***** Entries provided
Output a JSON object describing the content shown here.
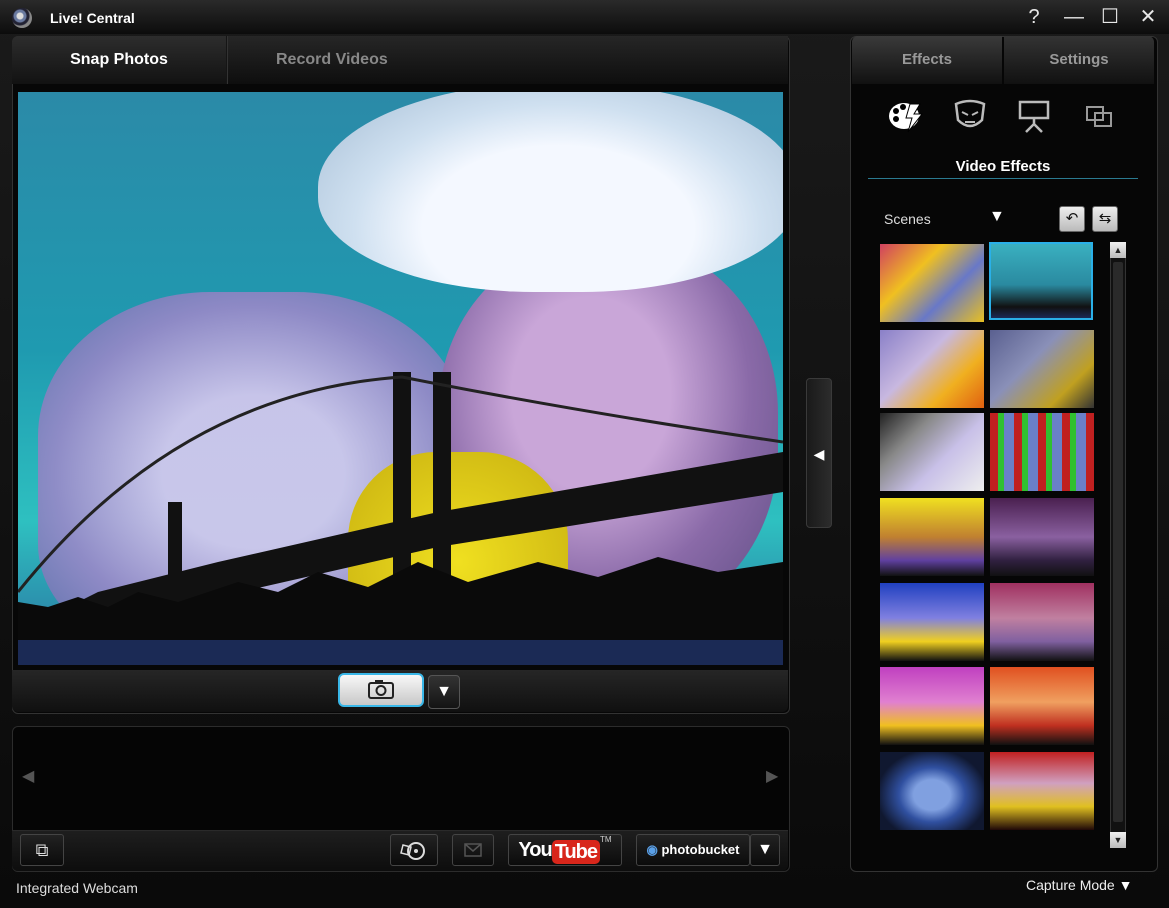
{
  "window": {
    "title": "Live! Central",
    "controls": {
      "help": "?",
      "minimize": "—",
      "maximize": "☐",
      "close": "✕"
    }
  },
  "main_tabs": [
    {
      "label": "Snap Photos",
      "active": true
    },
    {
      "label": "Record Videos",
      "active": false
    }
  ],
  "capture": {
    "snap_icon": "camera-icon",
    "dropdown_glyph": "▼"
  },
  "gallery": {
    "prev_glyph": "◀",
    "next_glyph": "▶",
    "buttons": {
      "share_glyph": "⧉",
      "youtube_text": "YouTube",
      "youtube_tm": "TM",
      "photobucket_text": "photobucket",
      "more_glyph": "▼"
    }
  },
  "side_handle_glyph": "◀",
  "right_tabs": [
    {
      "label": "Effects",
      "active": true
    },
    {
      "label": "Settings",
      "active": false
    }
  ],
  "effects": {
    "section_title": "Video Effects",
    "category_dropdown": {
      "value": "Scenes",
      "glyph": "▼"
    },
    "undo_glyph": "↶",
    "import_glyph": "⇆",
    "thumbnails_count_visible": 14,
    "selected_index": 1,
    "scroll_up": "▲",
    "scroll_down": "▼"
  },
  "status": {
    "device": "Integrated Webcam",
    "mode": "Capture Mode",
    "mode_glyph": "▼"
  },
  "colors": {
    "accent": "#2ab0e8",
    "youtube_red": "#d8261b"
  }
}
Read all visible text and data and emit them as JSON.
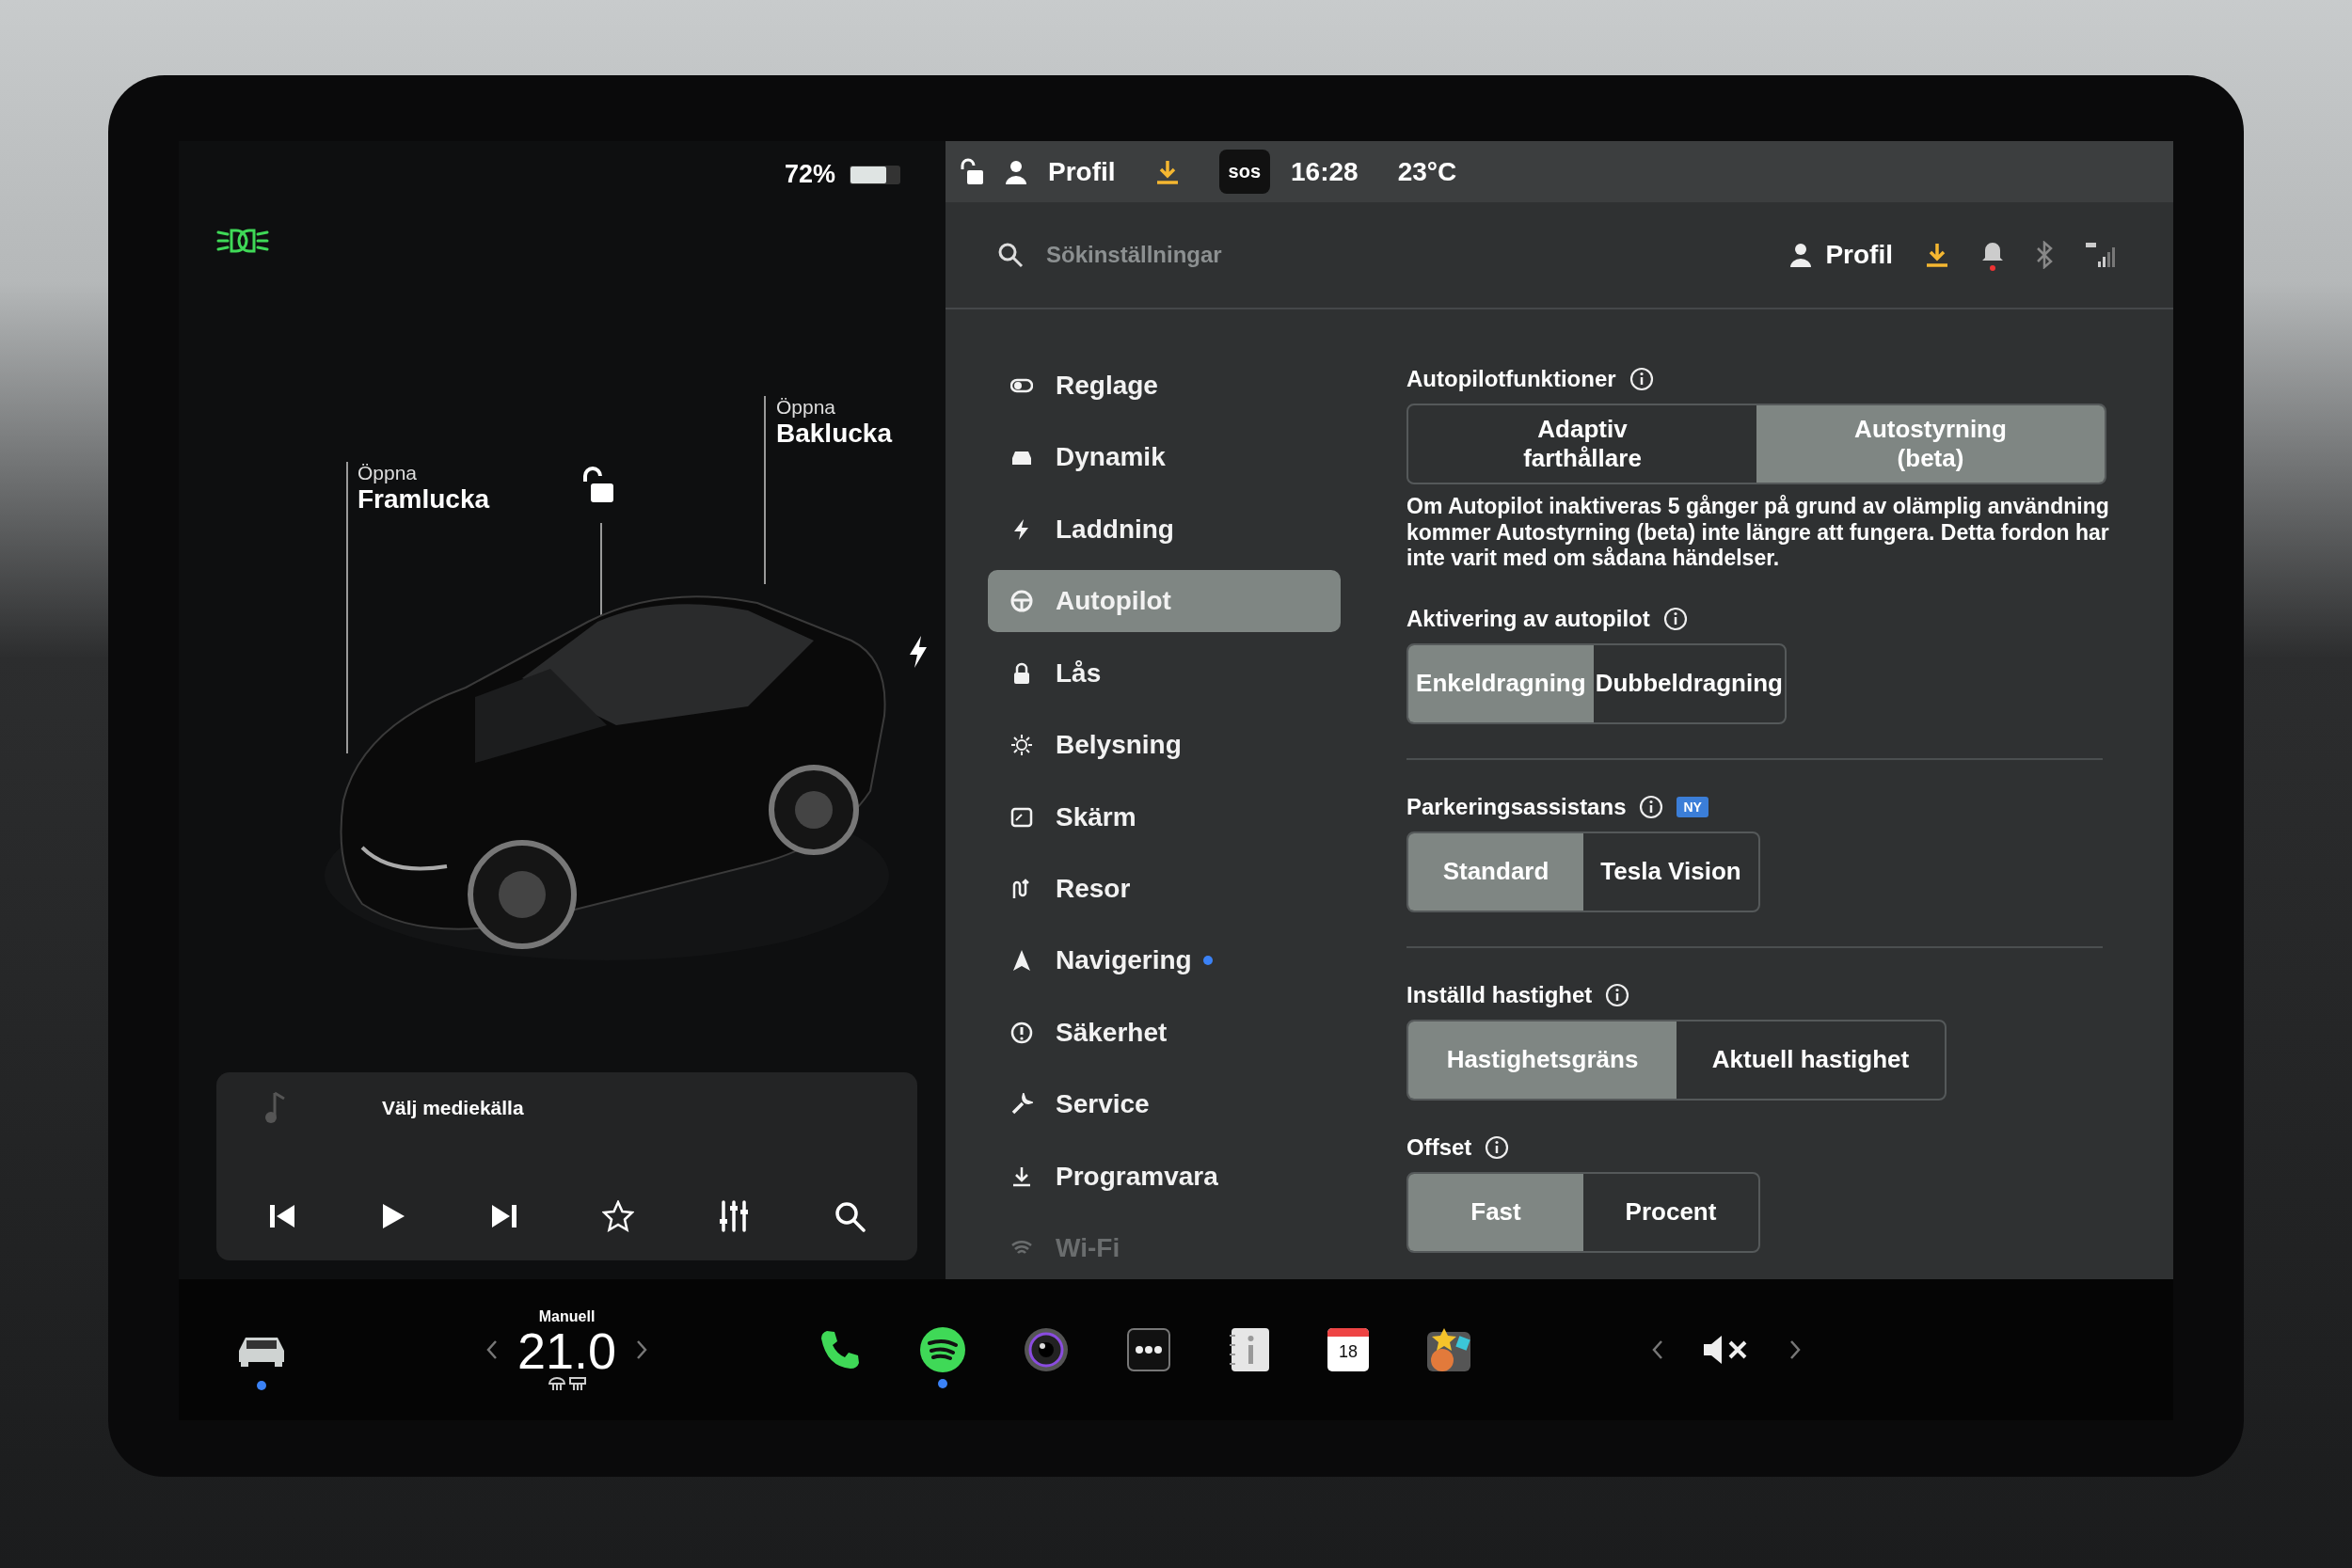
{
  "left_panel": {
    "battery": "72%",
    "car_labels": [
      {
        "action": "Öppna",
        "name": "Framlucka"
      },
      {
        "action": "Öppna",
        "name": "Baklucka"
      }
    ],
    "media": {
      "source": "Välj mediekälla"
    }
  },
  "top_bar": {
    "profile": "Profil",
    "sos": "sos",
    "time": "16:28",
    "temperature": "23°C"
  },
  "settings_header": {
    "search": {
      "placeholder": "Sökinställningar"
    },
    "profile": "Profil"
  },
  "sidebar": {
    "items": [
      {
        "label": "Reglage",
        "selected": false,
        "dot": false,
        "faded": false
      },
      {
        "label": "Dynamik",
        "selected": false,
        "dot": false,
        "faded": false
      },
      {
        "label": "Laddning",
        "selected": false,
        "dot": false,
        "faded": false
      },
      {
        "label": "Autopilot",
        "selected": true,
        "dot": false,
        "faded": false
      },
      {
        "label": "Lås",
        "selected": false,
        "dot": false,
        "faded": false
      },
      {
        "label": "Belysning",
        "selected": false,
        "dot": false,
        "faded": false
      },
      {
        "label": "Skärm",
        "selected": false,
        "dot": false,
        "faded": false
      },
      {
        "label": "Resor",
        "selected": false,
        "dot": false,
        "faded": false
      },
      {
        "label": "Navigering",
        "selected": false,
        "dot": true,
        "faded": false
      },
      {
        "label": "Säkerhet",
        "selected": false,
        "dot": false,
        "faded": false
      },
      {
        "label": "Service",
        "selected": false,
        "dot": false,
        "faded": false
      },
      {
        "label": "Programvara",
        "selected": false,
        "dot": false,
        "faded": false
      },
      {
        "label": "Wi-Fi",
        "selected": false,
        "dot": false,
        "faded": true
      }
    ]
  },
  "sections": [
    {
      "title": "Autopilotfunktioner",
      "options": [
        {
          "label": "Adaptiv\nfarthållare",
          "selected": false
        },
        {
          "label": "Autostyrning\n(beta)",
          "selected": true
        }
      ],
      "description": "Om Autopilot inaktiveras 5 gånger på grund av olämplig användning kommer Autostyrning (beta) inte längre att fungera. Detta fordon har inte varit med om sådana händelser.",
      "divider_after": false
    },
    {
      "title": "Aktivering av autopilot",
      "options": [
        {
          "label": "Enkeldragning",
          "selected": true
        },
        {
          "label": "Dubbeldragning",
          "selected": false
        }
      ],
      "divider_after": true
    },
    {
      "title": "Parkeringsassistans",
      "badge": "NY",
      "options": [
        {
          "label": "Standard",
          "selected": true
        },
        {
          "label": "Tesla Vision",
          "selected": false
        }
      ],
      "divider_after": true
    },
    {
      "title": "Inställd hastighet",
      "options": [
        {
          "label": "Hastighetsgräns",
          "selected": true
        },
        {
          "label": "Aktuell hastighet",
          "selected": false
        }
      ],
      "divider_after": false
    },
    {
      "title": "Offset",
      "options": [
        {
          "label": "Fast",
          "selected": true
        },
        {
          "label": "Procent",
          "selected": false
        }
      ],
      "divider_after": false
    }
  ],
  "dock": {
    "climate": {
      "mode": "Manuell",
      "temperature": "21.0"
    },
    "calendar_day": "18"
  }
}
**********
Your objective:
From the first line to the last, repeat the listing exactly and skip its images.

Written answer:
Output a JSON object describing the content shown here.
{
  "window": {
    "title": "Live! Central",
    "controls": {
      "help": "?",
      "minimize": "—",
      "maximize": "☐",
      "close": "✕"
    }
  },
  "main_tabs": [
    {
      "label": "Snap Photos",
      "active": true
    },
    {
      "label": "Record Videos",
      "active": false
    }
  ],
  "capture": {
    "snap_icon": "camera-icon",
    "dropdown_glyph": "▼"
  },
  "gallery": {
    "prev_glyph": "◀",
    "next_glyph": "▶",
    "buttons": {
      "share_glyph": "⧉",
      "youtube_text": "YouTube",
      "youtube_tm": "TM",
      "photobucket_text": "photobucket",
      "more_glyph": "▼"
    }
  },
  "side_handle_glyph": "◀",
  "right_tabs": [
    {
      "label": "Effects",
      "active": true
    },
    {
      "label": "Settings",
      "active": false
    }
  ],
  "effects": {
    "section_title": "Video Effects",
    "category_dropdown": {
      "value": "Scenes",
      "glyph": "▼"
    },
    "undo_glyph": "↶",
    "import_glyph": "⇆",
    "thumbnails_count_visible": 14,
    "selected_index": 1,
    "scroll_up": "▲",
    "scroll_down": "▼"
  },
  "status": {
    "device": "Integrated Webcam",
    "mode": "Capture Mode",
    "mode_glyph": "▼"
  },
  "colors": {
    "accent": "#2ab0e8",
    "youtube_red": "#d8261b"
  }
}
Read all visible text and data and emit them as JSON.
{
  "left_panel": {
    "battery": "72%",
    "car_labels": [
      {
        "action": "Öppna",
        "name": "Framlucka"
      },
      {
        "action": "Öppna",
        "name": "Baklucka"
      }
    ],
    "media": {
      "source": "Välj mediekälla"
    }
  },
  "top_bar": {
    "profile": "Profil",
    "sos": "sos",
    "time": "16:28",
    "temperature": "23°C"
  },
  "settings_header": {
    "search": {
      "placeholder": "Sökinställningar"
    },
    "profile": "Profil"
  },
  "sidebar": {
    "items": [
      {
        "label": "Reglage",
        "selected": false,
        "dot": false,
        "faded": false
      },
      {
        "label": "Dynamik",
        "selected": false,
        "dot": false,
        "faded": false
      },
      {
        "label": "Laddning",
        "selected": false,
        "dot": false,
        "faded": false
      },
      {
        "label": "Autopilot",
        "selected": true,
        "dot": false,
        "faded": false
      },
      {
        "label": "Lås",
        "selected": false,
        "dot": false,
        "faded": false
      },
      {
        "label": "Belysning",
        "selected": false,
        "dot": false,
        "faded": false
      },
      {
        "label": "Skärm",
        "selected": false,
        "dot": false,
        "faded": false
      },
      {
        "label": "Resor",
        "selected": false,
        "dot": false,
        "faded": false
      },
      {
        "label": "Navigering",
        "selected": false,
        "dot": true,
        "faded": false
      },
      {
        "label": "Säkerhet",
        "selected": false,
        "dot": false,
        "faded": false
      },
      {
        "label": "Service",
        "selected": false,
        "dot": false,
        "faded": false
      },
      {
        "label": "Programvara",
        "selected": false,
        "dot": false,
        "faded": false
      },
      {
        "label": "Wi-Fi",
        "selected": false,
        "dot": false,
        "faded": true
      }
    ]
  },
  "sections": [
    {
      "title": "Autopilotfunktioner",
      "options": [
        {
          "label": "Adaptiv\nfarthållare",
          "selected": false
        },
        {
          "label": "Autostyrning\n(beta)",
          "selected": true
        }
      ],
      "description": "Om Autopilot inaktiveras 5 gånger på grund av olämplig användning kommer Autostyrning (beta) inte längre att fungera. Detta fordon har inte varit med om sådana händelser.",
      "divider_after": false
    },
    {
      "title": "Aktivering av autopilot",
      "options": [
        {
          "label": "Enkeldragning",
          "selected": true
        },
        {
          "label": "Dubbeldragning",
          "selected": false
        }
      ],
      "divider_after": true
    },
    {
      "title": "Parkeringsassistans",
      "badge": "NY",
      "options": [
        {
          "label": "Standard",
          "selected": true
        },
        {
          "label": "Tesla Vision",
          "selected": false
        }
      ],
      "divider_after": true
    },
    {
      "title": "Inställd hastighet",
      "options": [
        {
          "label": "Hastighetsgräns",
          "selected": true
        },
        {
          "label": "Aktuell hastighet",
          "selected": false
        }
      ],
      "divider_after": false
    },
    {
      "title": "Offset",
      "options": [
        {
          "label": "Fast",
          "selected": true
        },
        {
          "label": "Procent",
          "selected": false
        }
      ],
      "divider_after": false
    }
  ],
  "dock": {
    "climate": {
      "mode": "Manuell",
      "temperature": "21.0"
    },
    "calendar_day": "18"
  }
}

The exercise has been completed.